[Dataset rows describing interfaces]
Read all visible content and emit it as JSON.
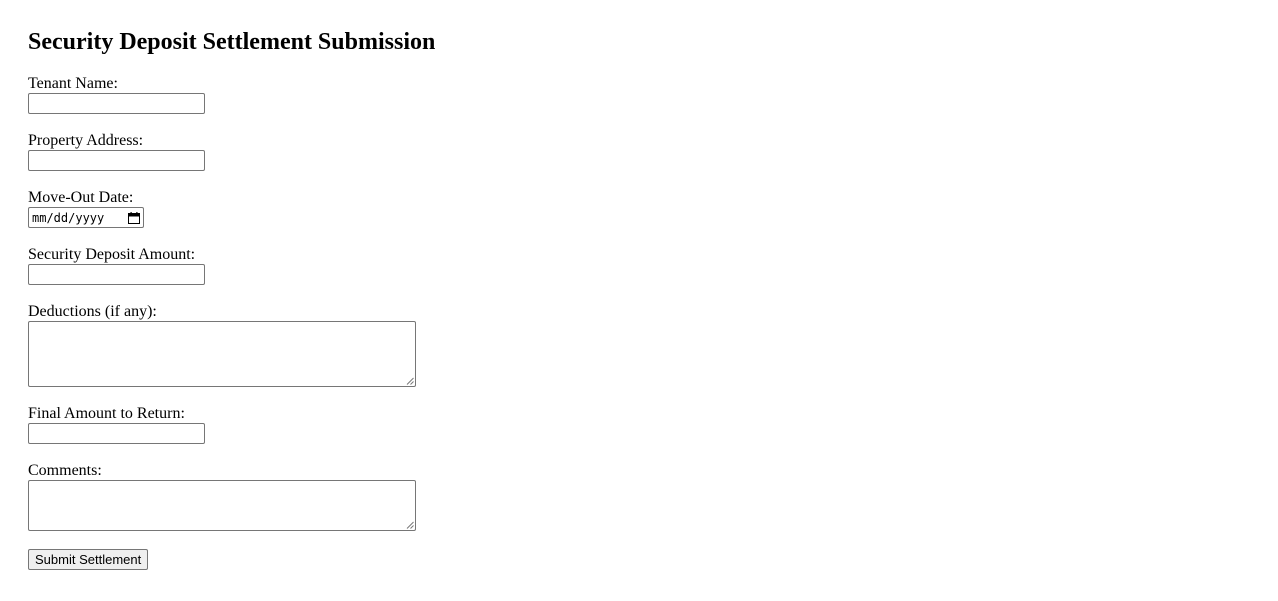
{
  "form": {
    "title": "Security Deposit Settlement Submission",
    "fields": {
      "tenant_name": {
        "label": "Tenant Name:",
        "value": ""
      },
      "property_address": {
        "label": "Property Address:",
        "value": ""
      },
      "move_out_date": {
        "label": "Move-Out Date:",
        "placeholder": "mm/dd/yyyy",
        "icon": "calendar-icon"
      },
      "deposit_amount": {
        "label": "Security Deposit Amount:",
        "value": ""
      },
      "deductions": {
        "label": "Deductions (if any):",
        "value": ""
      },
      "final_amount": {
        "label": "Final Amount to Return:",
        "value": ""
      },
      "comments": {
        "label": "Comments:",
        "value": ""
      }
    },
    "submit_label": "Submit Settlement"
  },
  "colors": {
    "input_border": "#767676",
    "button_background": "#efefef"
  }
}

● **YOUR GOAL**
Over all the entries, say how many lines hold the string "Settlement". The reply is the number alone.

● **RESPONSE AREA**
2